Go through the data and count the lines holding the string "Covered". Write only the number.
** WORKING DATA follows **
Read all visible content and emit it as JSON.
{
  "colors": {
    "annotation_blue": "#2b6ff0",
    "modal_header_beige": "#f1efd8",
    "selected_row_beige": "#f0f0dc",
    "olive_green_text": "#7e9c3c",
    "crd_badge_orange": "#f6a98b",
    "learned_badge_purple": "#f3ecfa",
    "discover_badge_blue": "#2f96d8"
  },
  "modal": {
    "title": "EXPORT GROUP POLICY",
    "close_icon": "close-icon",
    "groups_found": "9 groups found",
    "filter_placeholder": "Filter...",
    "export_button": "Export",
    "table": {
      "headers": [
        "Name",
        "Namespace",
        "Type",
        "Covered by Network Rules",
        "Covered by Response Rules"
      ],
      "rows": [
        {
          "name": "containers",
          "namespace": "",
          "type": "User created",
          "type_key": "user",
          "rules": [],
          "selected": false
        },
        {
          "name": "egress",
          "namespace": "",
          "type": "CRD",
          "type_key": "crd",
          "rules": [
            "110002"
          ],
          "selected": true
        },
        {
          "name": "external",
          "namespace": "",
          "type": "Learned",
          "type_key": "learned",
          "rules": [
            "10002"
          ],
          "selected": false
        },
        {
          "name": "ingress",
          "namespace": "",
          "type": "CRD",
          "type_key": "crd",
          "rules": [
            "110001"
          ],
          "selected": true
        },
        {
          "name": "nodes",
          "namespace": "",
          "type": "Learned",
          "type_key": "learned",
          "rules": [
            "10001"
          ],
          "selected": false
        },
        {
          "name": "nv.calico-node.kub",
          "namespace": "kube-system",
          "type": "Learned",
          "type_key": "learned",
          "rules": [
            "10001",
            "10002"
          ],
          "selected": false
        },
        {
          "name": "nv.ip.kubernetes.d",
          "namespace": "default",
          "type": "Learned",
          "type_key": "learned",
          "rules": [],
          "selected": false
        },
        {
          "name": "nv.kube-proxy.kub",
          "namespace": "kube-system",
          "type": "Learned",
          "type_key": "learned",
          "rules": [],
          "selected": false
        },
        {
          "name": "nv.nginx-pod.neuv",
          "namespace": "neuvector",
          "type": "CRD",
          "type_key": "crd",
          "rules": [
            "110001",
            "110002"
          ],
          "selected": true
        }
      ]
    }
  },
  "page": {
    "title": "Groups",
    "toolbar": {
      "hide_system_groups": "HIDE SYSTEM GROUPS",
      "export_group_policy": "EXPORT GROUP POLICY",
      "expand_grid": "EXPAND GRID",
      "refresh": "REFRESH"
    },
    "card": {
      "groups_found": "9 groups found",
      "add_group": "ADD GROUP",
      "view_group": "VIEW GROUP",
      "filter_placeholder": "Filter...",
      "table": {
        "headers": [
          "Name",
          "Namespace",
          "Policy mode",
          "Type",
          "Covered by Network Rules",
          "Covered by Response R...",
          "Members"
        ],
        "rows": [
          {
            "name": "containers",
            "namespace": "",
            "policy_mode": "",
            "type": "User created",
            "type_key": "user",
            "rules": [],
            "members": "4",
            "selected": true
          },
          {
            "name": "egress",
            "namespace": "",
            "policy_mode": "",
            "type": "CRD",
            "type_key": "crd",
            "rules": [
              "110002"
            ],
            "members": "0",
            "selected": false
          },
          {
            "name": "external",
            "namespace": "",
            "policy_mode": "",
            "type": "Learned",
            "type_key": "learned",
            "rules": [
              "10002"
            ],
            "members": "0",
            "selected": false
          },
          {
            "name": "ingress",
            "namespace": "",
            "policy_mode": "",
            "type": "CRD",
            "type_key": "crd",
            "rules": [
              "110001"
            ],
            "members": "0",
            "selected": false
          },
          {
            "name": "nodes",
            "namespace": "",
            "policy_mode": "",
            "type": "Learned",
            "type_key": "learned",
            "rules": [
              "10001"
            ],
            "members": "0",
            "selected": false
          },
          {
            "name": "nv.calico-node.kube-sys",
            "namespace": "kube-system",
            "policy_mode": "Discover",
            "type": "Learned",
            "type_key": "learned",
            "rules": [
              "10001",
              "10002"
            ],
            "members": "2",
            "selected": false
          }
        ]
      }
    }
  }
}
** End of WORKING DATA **
OUTPUT FOR THIS TASK ->
4